In the fall of 1869, lawmakers in Wyoming’s first territorial legislature passed a bill allowing women the right to vote. The governor signed the bill into law Dec. 10, 1869, making the territory the first government in the world to grant full voting rights to women. The lawmakers mixed partisan politics, racial fears and an eye for national publicity in with a desire among some, at least, to do the right thing.
Women of Wyoming
Women of Wyoming
From their modest upbringings, Mardy and Olaus Murie became diligent, adventurous and charismatic leaders of the American conservation movement. With their siblings, Louise and Adolph Murie, they shaped conservation biology and ecology and are credited with some of our country’s most historic efforts to protect wild lands. The two couples split their time between remote Alaska and a ranch at the feet of the Tetons, where the Murie Center carries on their efforts today.
In 1871, Amalia Post of Cheyenne, Wyoming Territory, became one of the first women to serve on a jury in the United States. Soon, she began advocating for women’s rights on a national level.

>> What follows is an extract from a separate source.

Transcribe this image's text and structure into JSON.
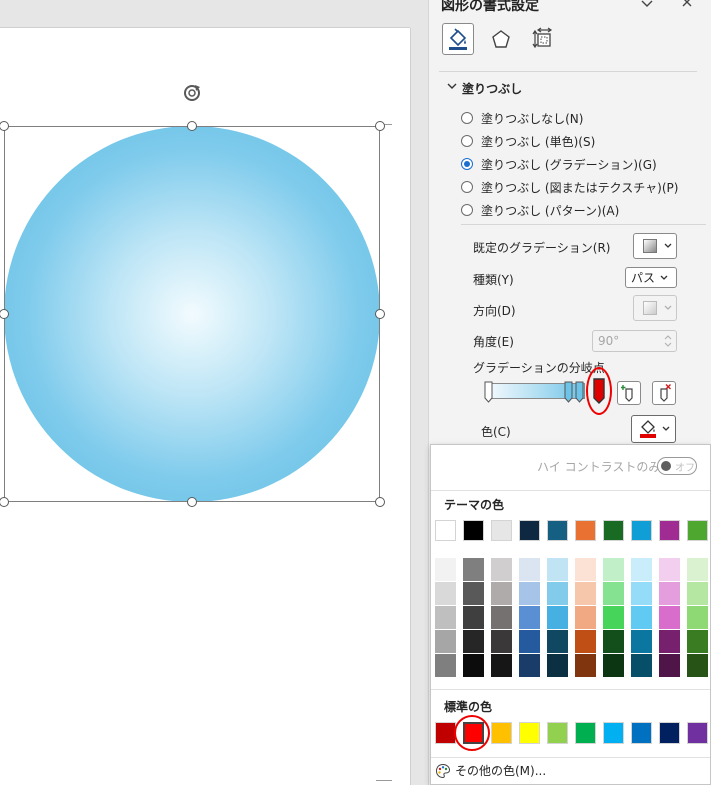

She was an independent businesswoman from the time her first husband abandoned her in Denver in the early 1860s, through her marriage to her second husband, Cheyenne banker and politician Morton Post and up to the time of her death in 1897.
In March 1866, when whites and Indians together at Fort Laramie mourned the death of Mni Akuwin, daughter of Spotted Tail, chief of the Brulé Lakota, a colonel at the post hoped it was a sign of peace between the peoples. Peace hopes were shattered later that spring however, by the arrival of hundreds of troops to build forts on the Bozeman Trail, and two more years of bitter warfare followed. Finally in 1868, the tribes of the northern plains gathered at the fort and signed a treaty, ending the war—for a while.
Caroline Lockhart wrote a handful of novels about Wyoming in the early 20th century. They made her famous and rich, and they hold up well today. At the same time, she was a new kind of activist, a central figure in bringing to the town of Cody and the state of Wyoming a new kind of nostalgia-based culture that both have embraced ever since.
Lillian Heath, Wyoming’s first woman physician, practiced medicine in and around Rawlins, Wyo., beginning in 1893. As a teenager, she trained with Union Pacific Railroad surgeon Dr. Thomas Maghee, and assisted Maghee and Dr. John Osborne in their post-mortem investigations into the brain of outlaw Big Nose George Parrot. Later she won a medical degree from the College of Physicians and Surgeons in Keokuk, Iowa, where she specialized in obstetrics. She retired after 15 years of practice, but remained keenly interested in medicine until her death in 1962.
Emma Knight, the University of Wyoming’s first dean of women, bore four children and served seven years as the Albany County, Wyoming superintendent of schools before she finally graduated from the university in 1911, the same year as her daughter. The wife and mother of UW professors of geology—Wilbur and Samuel H. Knight—she was highly regarded by her students and colleagues. Knight Hall on the UW campus is named in her honor.